SOURCE DATA START
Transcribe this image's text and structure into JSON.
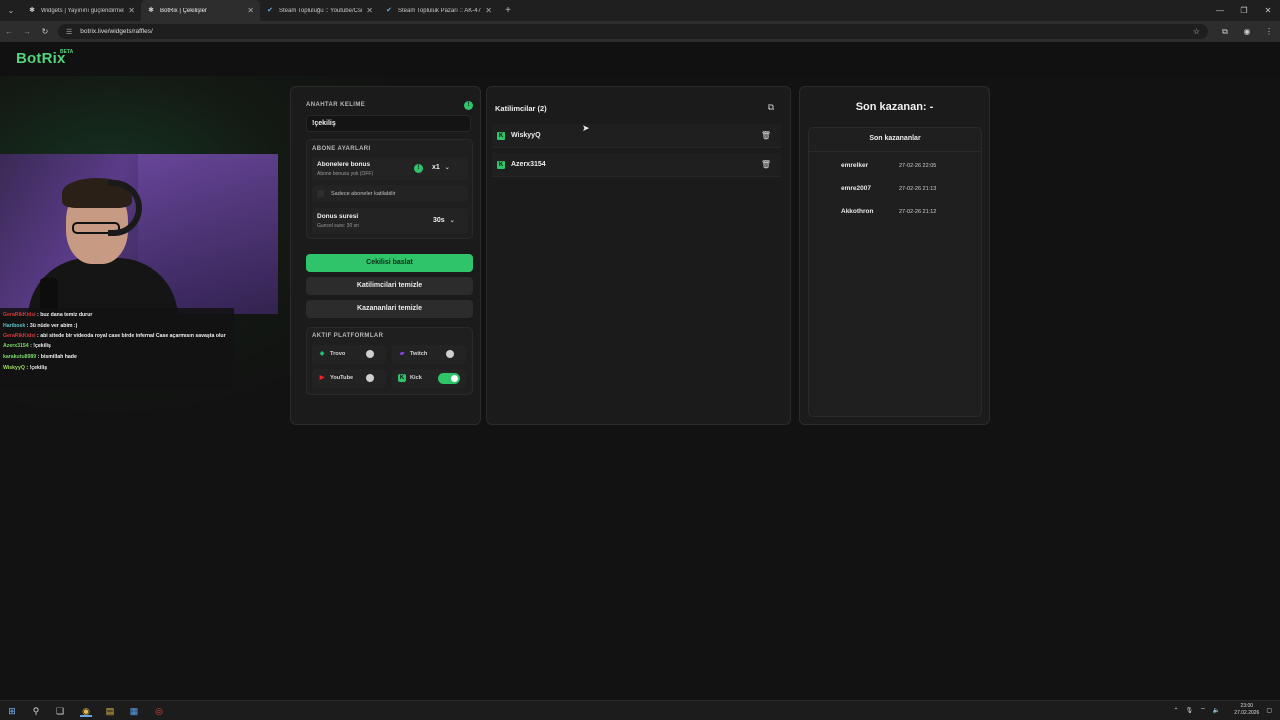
{
  "browser": {
    "tabs": [
      {
        "label": "Widgets | Yayınını güçlendirmek",
        "icon": "gear-icon",
        "active": false
      },
      {
        "label": "BotRix | Çekilişler",
        "icon": "gear-icon",
        "active": true
      },
      {
        "label": "Steam Topluluğu :: Youtube/Csm",
        "icon": "steam-icon",
        "active": false
      },
      {
        "label": "Steam Topluluk Pazarı :: AK-47 |",
        "icon": "steam-icon",
        "active": false
      }
    ],
    "url": "botrix.live/widgets/raffles/"
  },
  "site": {
    "logo": "BotRix",
    "beta": "BETA"
  },
  "chat": [
    {
      "user": "GeraRikKidsi",
      "sep": " : ",
      "msg": "buz dana temiz durur"
    },
    {
      "user": "Haribosk",
      "sep": " : ",
      "msg": "3ü nüde ver abim :)"
    },
    {
      "user": "GeraRikKidsi",
      "sep": " : ",
      "msg": "abi sitede bir videoda royal case birde infernal Case açarmısın savaşta olur"
    },
    {
      "user": "Azerx3154",
      "sep": " : ",
      "msg": "!çekiliş"
    },
    {
      "user": "karakutu8989",
      "sep": " : ",
      "msg": "bismillah hade"
    },
    {
      "user": "WiskyyQ",
      "sep": " : ",
      "msg": "!çekiliş"
    }
  ],
  "settings": {
    "keyword_title": "ANAHTAR KELIME",
    "keyword_value": "!çekiliş",
    "sub_title": "ABONE AYARLARI",
    "bonus_label": "Abonelere bonus",
    "bonus_sub": "Abone bonusu yok (OFF)",
    "bonus_value": "x1",
    "subs_only_label": "Sadece aboneler katilabilir",
    "duration_label": "Donus suresi",
    "duration_sub": "Guncel sure: 30 sn",
    "duration_value": "30s",
    "start_button": "Cekilisi baslat",
    "clear_participants": "Katilimcilari temizle",
    "clear_winners": "Kazananlari temizle",
    "platforms_title": "AKTIF PLATFORMLAR",
    "platforms": [
      {
        "name": "Trovo",
        "enabled": false,
        "color": "#1fc275"
      },
      {
        "name": "Twitch",
        "enabled": false,
        "color": "#9147ff"
      },
      {
        "name": "YouTube",
        "enabled": false,
        "color": "#ff2020"
      },
      {
        "name": "Kick",
        "enabled": true,
        "color": "#2fc36a"
      }
    ]
  },
  "participants": {
    "title": "Katilimcilar (2)",
    "list": [
      {
        "name": "WiskyyQ",
        "platform": "kick"
      },
      {
        "name": "Azerx3154",
        "platform": "kick"
      }
    ]
  },
  "winners": {
    "last_winner": "Son kazanan: -",
    "list_title": "Son kazananlar",
    "list": [
      {
        "name": "emrelker",
        "date": "27-02-26 22:05"
      },
      {
        "name": "emre2007",
        "date": "27-02-26 21:13"
      },
      {
        "name": "Akkothron",
        "date": "27-02-26 21:12"
      }
    ]
  },
  "taskbar": {
    "time": "23:00",
    "date": "27.02.2026"
  },
  "colors": {
    "accent": "#2fc36a",
    "logo": "#53d37a"
  }
}
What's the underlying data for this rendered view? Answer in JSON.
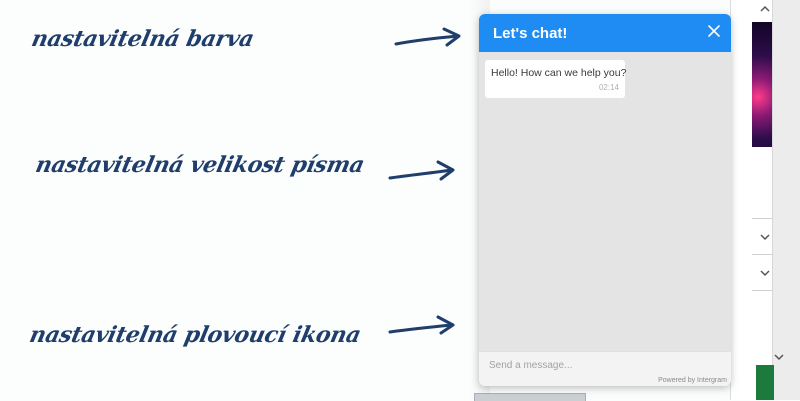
{
  "annotations": {
    "color": "nastavitelná  barva",
    "font_size": "nastavitelná velikost písma",
    "icon": "nastavitelná plovoucí ikona"
  },
  "chat": {
    "title": "Let's chat!",
    "header_color": "#1e8cf2",
    "close_icon": "close-icon",
    "messages": [
      {
        "text": "Hello! How can we help you?",
        "time": "02:14"
      }
    ],
    "input_placeholder": "Send a message...",
    "powered_by": "Powered by Intergram"
  },
  "background_page": {
    "chevron_icon": "chevron-down-icon"
  }
}
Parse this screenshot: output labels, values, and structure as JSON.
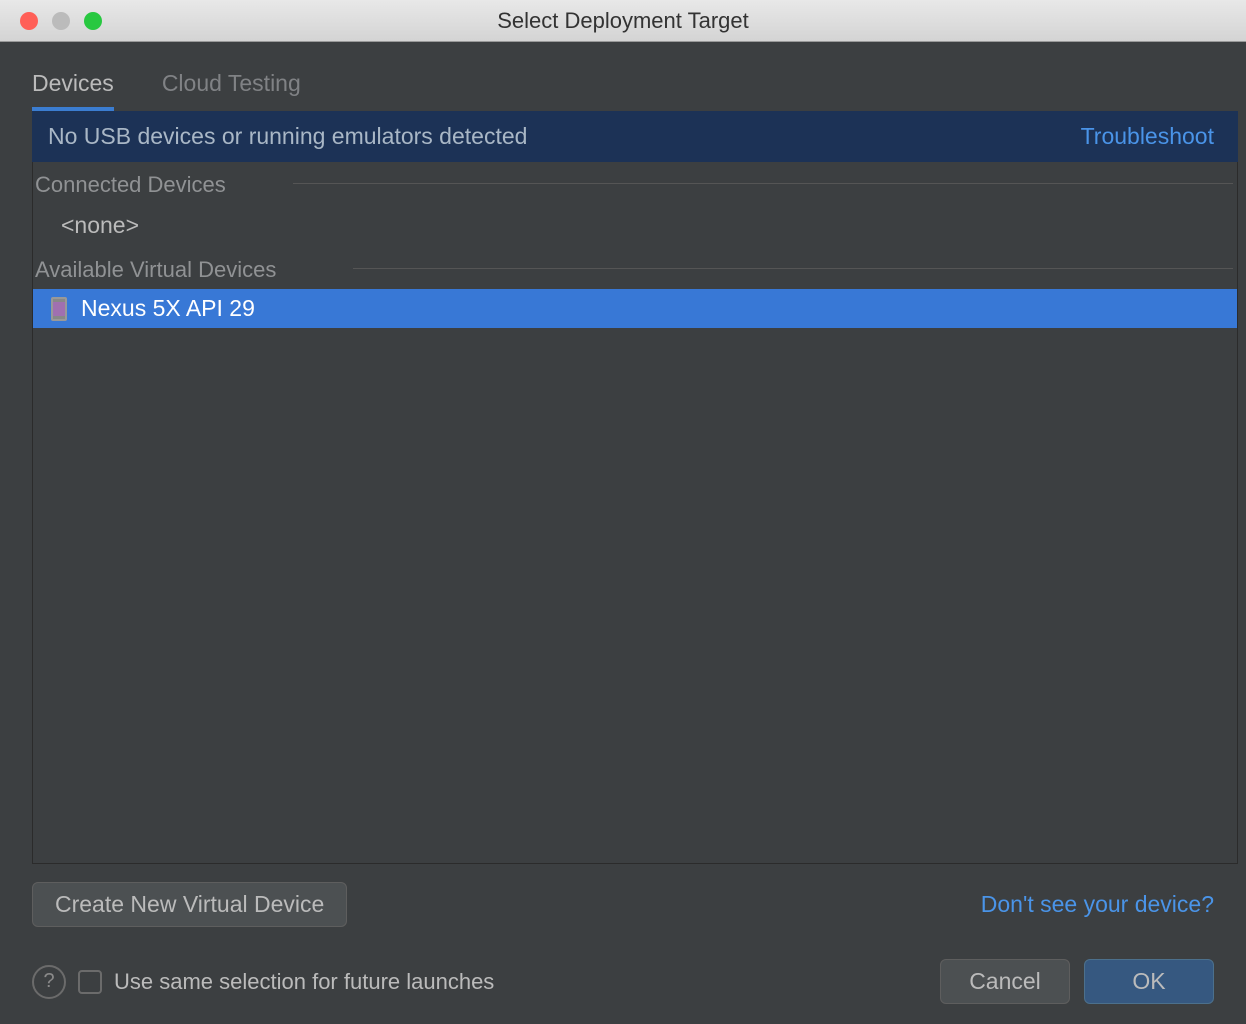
{
  "window": {
    "title": "Select Deployment Target"
  },
  "tabs": {
    "devices": "Devices",
    "cloud_testing": "Cloud Testing"
  },
  "status": {
    "message": "No USB devices or running emulators detected",
    "troubleshoot": "Troubleshoot"
  },
  "sections": {
    "connected": {
      "header": "Connected Devices",
      "none_text": "<none>"
    },
    "available": {
      "header": "Available Virtual Devices",
      "devices": [
        {
          "name": "Nexus 5X API 29"
        }
      ]
    }
  },
  "footer": {
    "create_button": "Create New Virtual Device",
    "device_link": "Don't see your device?",
    "checkbox_label": "Use same selection for future launches",
    "cancel": "Cancel",
    "ok": "OK"
  }
}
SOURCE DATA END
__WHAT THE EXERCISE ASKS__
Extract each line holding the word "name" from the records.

__RESULT FOR THIS TASK__
        "name": "Trovo",
        "name": "Twitch",
        "name": "YouTube",
        "name": "Kick",
        "name": "WiskyyQ",
        "name": "Azerx3154",
        "name": "emrelker",
        "name": "emre2007",
        "name": "Akkothron",
          "name": "Nexus 5X API 29"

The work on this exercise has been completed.